Exercise:
In the entries below, filter for the word "SMZB" and copy every matching line.

____ Record set

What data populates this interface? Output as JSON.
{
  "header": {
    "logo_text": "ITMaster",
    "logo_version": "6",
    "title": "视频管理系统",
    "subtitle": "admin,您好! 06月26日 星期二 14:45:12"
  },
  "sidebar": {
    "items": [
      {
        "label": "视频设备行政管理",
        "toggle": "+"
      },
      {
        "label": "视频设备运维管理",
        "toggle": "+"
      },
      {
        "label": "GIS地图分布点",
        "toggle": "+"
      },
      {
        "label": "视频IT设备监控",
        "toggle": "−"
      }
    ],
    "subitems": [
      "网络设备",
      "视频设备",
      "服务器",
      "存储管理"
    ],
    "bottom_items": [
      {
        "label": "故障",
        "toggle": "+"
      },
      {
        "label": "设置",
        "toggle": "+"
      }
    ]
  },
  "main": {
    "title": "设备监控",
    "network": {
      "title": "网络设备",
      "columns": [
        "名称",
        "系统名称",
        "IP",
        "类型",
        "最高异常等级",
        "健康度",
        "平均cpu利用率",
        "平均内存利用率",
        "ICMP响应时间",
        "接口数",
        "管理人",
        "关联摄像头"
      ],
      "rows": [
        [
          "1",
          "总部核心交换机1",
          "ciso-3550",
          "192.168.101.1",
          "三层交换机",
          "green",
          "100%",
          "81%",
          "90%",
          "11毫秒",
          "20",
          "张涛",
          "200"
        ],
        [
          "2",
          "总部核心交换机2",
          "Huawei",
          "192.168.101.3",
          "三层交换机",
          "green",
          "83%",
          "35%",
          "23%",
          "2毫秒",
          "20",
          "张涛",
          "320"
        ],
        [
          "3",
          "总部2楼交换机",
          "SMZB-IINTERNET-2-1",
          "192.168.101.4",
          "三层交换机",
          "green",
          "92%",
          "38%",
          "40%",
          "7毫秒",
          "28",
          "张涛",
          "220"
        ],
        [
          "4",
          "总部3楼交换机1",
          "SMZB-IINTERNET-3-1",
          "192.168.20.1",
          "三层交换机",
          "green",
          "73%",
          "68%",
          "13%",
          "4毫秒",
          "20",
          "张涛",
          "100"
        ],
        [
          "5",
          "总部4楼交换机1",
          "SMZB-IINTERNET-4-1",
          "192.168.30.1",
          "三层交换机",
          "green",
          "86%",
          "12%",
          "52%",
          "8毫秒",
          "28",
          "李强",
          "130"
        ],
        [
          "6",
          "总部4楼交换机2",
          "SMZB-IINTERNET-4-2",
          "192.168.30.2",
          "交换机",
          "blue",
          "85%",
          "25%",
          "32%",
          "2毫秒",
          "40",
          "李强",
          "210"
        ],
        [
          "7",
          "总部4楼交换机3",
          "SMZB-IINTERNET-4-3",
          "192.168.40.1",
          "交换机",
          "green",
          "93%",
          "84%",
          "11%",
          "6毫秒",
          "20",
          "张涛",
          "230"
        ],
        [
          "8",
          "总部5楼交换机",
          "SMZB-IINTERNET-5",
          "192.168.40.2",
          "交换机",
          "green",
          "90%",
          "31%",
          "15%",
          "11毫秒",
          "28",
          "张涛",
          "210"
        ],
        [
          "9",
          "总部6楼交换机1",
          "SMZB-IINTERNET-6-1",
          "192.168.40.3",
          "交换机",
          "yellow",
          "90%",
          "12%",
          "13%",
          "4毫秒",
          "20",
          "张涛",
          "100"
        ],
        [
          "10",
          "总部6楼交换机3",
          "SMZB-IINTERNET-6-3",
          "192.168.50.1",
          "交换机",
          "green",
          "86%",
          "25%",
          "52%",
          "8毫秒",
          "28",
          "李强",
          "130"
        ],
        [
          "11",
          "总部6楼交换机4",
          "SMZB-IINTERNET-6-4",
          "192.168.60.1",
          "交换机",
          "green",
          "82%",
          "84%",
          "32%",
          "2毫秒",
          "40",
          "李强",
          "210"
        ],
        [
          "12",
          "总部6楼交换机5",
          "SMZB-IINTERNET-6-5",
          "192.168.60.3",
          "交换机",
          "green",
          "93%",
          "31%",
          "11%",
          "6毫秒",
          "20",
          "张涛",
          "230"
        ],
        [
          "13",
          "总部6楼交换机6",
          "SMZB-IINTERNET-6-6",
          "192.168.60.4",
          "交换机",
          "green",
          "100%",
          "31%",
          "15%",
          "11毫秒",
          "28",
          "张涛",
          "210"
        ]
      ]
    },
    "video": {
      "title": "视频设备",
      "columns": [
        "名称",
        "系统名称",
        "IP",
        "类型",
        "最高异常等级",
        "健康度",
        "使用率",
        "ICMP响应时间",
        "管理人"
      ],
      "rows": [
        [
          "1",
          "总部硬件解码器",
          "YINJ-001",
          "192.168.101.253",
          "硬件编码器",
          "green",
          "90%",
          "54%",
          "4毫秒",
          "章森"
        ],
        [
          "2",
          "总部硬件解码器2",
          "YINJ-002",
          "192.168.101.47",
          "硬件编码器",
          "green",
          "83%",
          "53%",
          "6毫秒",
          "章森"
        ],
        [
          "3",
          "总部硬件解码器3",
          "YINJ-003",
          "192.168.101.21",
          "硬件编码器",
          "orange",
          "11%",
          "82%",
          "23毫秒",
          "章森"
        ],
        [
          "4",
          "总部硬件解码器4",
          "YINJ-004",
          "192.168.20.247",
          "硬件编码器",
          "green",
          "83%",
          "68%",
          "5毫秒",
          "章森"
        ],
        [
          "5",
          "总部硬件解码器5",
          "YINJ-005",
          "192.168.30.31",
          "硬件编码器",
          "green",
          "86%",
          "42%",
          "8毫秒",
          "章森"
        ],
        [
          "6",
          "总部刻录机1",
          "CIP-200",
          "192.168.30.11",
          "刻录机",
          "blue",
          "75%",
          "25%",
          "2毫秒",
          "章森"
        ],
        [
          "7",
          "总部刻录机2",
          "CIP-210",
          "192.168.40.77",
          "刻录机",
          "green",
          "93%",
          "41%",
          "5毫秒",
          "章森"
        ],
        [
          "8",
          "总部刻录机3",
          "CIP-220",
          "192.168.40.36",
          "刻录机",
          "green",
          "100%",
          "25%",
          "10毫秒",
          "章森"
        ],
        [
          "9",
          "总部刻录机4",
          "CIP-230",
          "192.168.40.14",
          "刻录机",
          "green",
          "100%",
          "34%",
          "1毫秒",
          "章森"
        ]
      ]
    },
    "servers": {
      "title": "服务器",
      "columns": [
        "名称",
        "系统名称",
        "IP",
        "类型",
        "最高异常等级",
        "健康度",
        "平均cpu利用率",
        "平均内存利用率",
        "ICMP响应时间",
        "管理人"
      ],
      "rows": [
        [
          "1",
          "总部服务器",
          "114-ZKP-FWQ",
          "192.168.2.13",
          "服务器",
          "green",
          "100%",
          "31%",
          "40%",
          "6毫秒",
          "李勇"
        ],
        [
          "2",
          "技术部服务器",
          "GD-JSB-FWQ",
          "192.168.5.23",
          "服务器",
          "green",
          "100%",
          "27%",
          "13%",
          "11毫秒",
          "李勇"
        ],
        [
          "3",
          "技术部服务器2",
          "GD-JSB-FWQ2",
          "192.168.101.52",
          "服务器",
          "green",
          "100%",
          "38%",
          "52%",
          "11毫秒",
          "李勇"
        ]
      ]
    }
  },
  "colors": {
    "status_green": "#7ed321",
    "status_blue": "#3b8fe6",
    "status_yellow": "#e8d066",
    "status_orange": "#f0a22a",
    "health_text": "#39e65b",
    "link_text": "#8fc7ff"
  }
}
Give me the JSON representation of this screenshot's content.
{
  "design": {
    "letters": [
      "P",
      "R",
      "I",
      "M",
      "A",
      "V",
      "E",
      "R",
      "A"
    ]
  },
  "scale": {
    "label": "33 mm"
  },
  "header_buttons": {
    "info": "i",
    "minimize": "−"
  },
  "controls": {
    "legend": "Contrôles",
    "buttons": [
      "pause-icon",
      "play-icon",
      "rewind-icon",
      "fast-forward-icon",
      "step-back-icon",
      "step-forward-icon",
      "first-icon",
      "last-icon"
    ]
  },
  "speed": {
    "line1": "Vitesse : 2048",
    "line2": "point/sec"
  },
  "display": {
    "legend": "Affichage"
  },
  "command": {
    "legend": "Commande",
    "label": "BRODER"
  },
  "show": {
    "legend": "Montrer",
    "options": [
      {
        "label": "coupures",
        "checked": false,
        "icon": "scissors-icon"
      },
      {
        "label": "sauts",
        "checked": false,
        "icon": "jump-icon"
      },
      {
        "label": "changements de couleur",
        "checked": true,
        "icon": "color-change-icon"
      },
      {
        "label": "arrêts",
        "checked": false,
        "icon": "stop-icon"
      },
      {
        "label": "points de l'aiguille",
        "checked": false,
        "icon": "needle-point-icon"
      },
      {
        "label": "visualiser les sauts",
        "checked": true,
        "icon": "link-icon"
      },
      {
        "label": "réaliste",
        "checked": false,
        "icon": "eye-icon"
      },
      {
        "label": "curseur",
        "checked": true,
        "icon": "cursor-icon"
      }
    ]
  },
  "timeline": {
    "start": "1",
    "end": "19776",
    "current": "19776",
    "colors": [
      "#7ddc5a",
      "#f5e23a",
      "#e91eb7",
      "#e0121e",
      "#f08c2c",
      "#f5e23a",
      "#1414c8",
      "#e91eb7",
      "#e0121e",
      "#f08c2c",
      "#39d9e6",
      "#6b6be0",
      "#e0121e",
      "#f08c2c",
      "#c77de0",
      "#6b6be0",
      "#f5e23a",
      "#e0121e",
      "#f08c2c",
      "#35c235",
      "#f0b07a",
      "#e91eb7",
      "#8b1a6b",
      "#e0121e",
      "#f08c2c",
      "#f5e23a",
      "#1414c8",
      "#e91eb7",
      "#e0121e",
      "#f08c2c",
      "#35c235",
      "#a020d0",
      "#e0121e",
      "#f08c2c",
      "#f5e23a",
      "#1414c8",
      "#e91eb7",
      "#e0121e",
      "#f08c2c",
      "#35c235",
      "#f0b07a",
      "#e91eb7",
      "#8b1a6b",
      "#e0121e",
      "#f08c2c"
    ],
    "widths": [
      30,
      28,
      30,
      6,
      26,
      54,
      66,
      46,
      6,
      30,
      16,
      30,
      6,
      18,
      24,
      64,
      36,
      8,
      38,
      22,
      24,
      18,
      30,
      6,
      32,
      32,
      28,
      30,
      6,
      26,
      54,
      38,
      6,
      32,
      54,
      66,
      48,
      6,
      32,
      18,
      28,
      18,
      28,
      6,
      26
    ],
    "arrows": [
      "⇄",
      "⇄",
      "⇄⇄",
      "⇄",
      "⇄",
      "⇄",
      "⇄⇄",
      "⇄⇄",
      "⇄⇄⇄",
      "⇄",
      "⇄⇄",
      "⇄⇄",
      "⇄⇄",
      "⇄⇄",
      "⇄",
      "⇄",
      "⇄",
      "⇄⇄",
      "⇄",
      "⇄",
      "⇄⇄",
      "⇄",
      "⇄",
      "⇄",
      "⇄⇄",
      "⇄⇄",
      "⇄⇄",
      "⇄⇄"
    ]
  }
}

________

Written reply:
          "SMZB-IINTERNET-2-1",
          "SMZB-IINTERNET-3-1",
          "SMZB-IINTERNET-4-1",
          "SMZB-IINTERNET-4-2",
          "SMZB-IINTERNET-4-3",
          "SMZB-IINTERNET-5",
          "SMZB-IINTERNET-6-1",
          "SMZB-IINTERNET-6-3",
          "SMZB-IINTERNET-6-4",
          "SMZB-IINTERNET-6-5",
          "SMZB-IINTERNET-6-6",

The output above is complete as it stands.